By further registered letters of 31 August 2006 and 7 September 2006 the applicants were requested to inform the Court whether they wished to pursue the case. Their attention was drawn to Article 37 § 1 (a) of the Convention which provides:

“The Court may at any stage of the proceedings decide to strike an application out of its list of cases where the circumstances lead to the conclusion that

(a) the applicant does not intend to pursue his application...

However, the Court shall continue the examination of the application if respect for human rights as defined in the Convention and the Protocols thereto so requires.”

On 25 September 2006 and 3 October 2006 postal delivery reports were received at the Court indicating that the applicants had not picked up the registered letters of 31 August 2006 and 7 September 2006 from the post office within the two-week time-limit provided for by law.

In the light of the above, the Court considers that the applicants do not intend to pursue their application. The Court also considers that respect for human rights as defined in the Convention and its Protocols does not require it to continue the examination of the case. The application should therefore be struck out of the list of cases in accordance with Article 37 § 1 (a) of the Convention.

For these reasons, the Court unanimously

Decides to discontinue the application of Article 29 § 3 of the Convention to the case;
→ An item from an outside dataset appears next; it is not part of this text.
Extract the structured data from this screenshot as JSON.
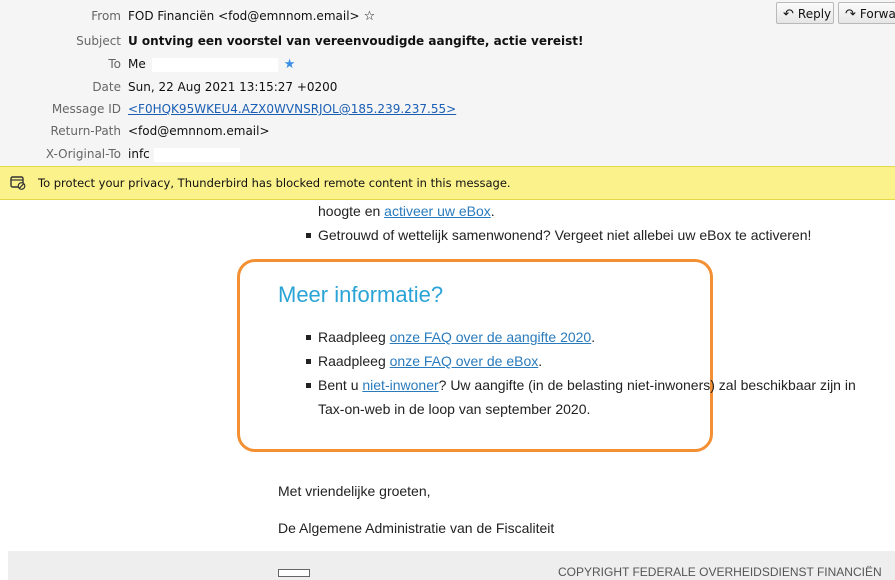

Decides to strike the remainder of the application out of its list of cases.

T.L. Early Nicolas Bratza
Registrar President